schwendigo
 
 

Microdrone test flight. from schwendigo on Vimeo.

Test flight of larger frame non-GPS microdrone. Couldn’t take it much higher because of wind and trees. Didn’t want to lose it on the maiden voyage.

Germany’s Ostwall Museum displayed a conceptual installation by the artist Martin Kippenberger. Valued at $1.1 million, it was called “When It Starts Dripping from the Ceiling.” Part of it was composed of a rubber tub that was painted to appear as if it had once held dirty rainwater. One night while the museum was closed, a new janitor came in to tidy up the premises. While performing her tasks, she scrubbed the rubber tub until it was “clean,” thereby damaging the art. Let this be a cautionary tale, Aquarius. It’s important for you to appreciate and learn from the messy stuff in your life — even admire its artistry — and not just assume it all needs to be scoured and disinfected.
Some people underestimate how erotic it is to be understood.
Mary Rakow  (via dandelion-days)

(Source: oofpoetry)

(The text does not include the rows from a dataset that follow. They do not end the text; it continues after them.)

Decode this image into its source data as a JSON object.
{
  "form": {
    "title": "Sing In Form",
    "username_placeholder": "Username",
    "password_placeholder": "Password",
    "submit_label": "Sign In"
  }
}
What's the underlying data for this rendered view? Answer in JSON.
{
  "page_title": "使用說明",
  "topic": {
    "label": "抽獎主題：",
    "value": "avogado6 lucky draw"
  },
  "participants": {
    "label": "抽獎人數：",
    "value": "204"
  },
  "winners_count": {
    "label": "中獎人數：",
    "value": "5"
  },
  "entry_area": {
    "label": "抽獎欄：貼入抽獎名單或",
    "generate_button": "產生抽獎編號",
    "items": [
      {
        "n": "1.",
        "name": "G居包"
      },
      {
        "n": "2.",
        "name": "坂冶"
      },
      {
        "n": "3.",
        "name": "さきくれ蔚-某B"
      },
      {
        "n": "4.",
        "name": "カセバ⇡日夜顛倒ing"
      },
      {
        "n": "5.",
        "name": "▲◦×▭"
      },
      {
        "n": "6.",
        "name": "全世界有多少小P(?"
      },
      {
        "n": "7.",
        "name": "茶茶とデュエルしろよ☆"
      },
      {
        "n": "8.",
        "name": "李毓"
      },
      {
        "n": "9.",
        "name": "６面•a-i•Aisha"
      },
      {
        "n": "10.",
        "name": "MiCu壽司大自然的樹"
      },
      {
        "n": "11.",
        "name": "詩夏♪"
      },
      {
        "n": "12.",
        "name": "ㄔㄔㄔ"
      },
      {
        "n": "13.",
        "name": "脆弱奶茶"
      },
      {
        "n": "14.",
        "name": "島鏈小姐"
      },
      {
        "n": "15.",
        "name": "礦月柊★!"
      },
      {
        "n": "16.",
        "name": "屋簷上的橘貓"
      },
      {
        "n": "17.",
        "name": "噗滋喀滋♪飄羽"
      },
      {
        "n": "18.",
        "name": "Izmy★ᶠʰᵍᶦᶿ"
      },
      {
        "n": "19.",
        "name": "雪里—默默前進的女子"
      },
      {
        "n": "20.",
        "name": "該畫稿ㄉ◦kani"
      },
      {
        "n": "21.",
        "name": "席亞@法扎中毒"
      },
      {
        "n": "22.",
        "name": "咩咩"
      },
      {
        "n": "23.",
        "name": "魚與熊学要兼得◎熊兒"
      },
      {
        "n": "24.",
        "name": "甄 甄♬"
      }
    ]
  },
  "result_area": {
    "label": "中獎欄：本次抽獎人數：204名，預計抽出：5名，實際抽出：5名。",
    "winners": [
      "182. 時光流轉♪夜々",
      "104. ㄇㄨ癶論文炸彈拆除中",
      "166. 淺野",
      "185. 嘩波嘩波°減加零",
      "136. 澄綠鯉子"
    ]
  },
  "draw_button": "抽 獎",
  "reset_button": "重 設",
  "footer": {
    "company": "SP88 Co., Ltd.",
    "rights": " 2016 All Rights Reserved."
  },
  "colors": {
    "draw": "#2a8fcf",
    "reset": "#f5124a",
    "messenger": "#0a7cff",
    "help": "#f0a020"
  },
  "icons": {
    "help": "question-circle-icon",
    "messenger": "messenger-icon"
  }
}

adamthegirl:

by leonid afremov

adamthegirl:

by leonid afremov

(Source: dying-in-the-moment)

welcome to this world.

welcome to this world.

vineofthedead:

"I’ve Been There" by Jonathan Solter

this is literal.

vineofthedead:

"I’ve Been There" by Jonathan Solter

this is literal.

(Source: ihatejinki)

likeafieldmouse:

Matt Eich - Carry Me Ohio: The Cycle of Poverty in Appalachia (2006-8)

Artist’s statement: 

"Pushed to the fringes of American society are communities in Appalachia marginalized by poverty, which have forged their culture and lifestyle since the early 1900s.

The Appalachian region was once defined by extractive industries such as coal, salt, clay, and timber. However, by the 1970s, most of these industries had closed down or moved on, leaving regions such as rural southeastern Ohio stripped of the natural resources that once provided employment and a way of life for residents. Those who remain often drive more than an hour to work, with many supplementing their income however they can, through legitimate or illegitimate means. Historically, corporations with little vested interest in the long-term prosperity of the region have exploited both the environment and the people of Appalachia.

1. A fallen mile marker, one mile from Chauncey, Ohio on September 8, 2006

2. Ritchie Goins Jr. watches from the window of his parents’ trailer as cinderblocks are brought in as the foundation for his grandmother’s new trailer. Leetha Goins and her children Timmy, 25, Troy, 16, and grandson Will, for whom she cares, were displaced when a drunk driver swerved off the road and crashed into their trailer.

3. A family of identical white cats occupy Dave Bircher’s barn in Guysville where he has farmed the rolling hills of Southeast Ohio for more than thirty years.

4. Sucker Punch

5. Dave Bircher, 71, has farmed the rolling hills of Southeast Ohio for more than thirty years. “Honestly, we’re farming because we love to farm. We’re not farming because we’re making any money.” 

6. Richie Goins, Jr. opens the door of the trailer in search of the family’s puppies while his uncle Timmy, 25, sleeps on the couch. Timmy has cerebral palsy and mental handicaps and requires around the clock care.

7. Boys tussle during a backyard sports gathering 

8. Troy Goins, 16, sucks his toe to console himself as he sits on his new bed in his grandmother’s trailer. His autism makes it difficult for him to deal with even the smallest changes, and self-stimulation or “stimming” is his way of coping.

9. The wind blows an empty field in Glouster, Ohio, on Saturday, May 17, 2008

10. Johnny Evans displays a neck tattoo he received while in prison as he sits in his sister’s boyfriend’s trailer in Chauncey, Ohio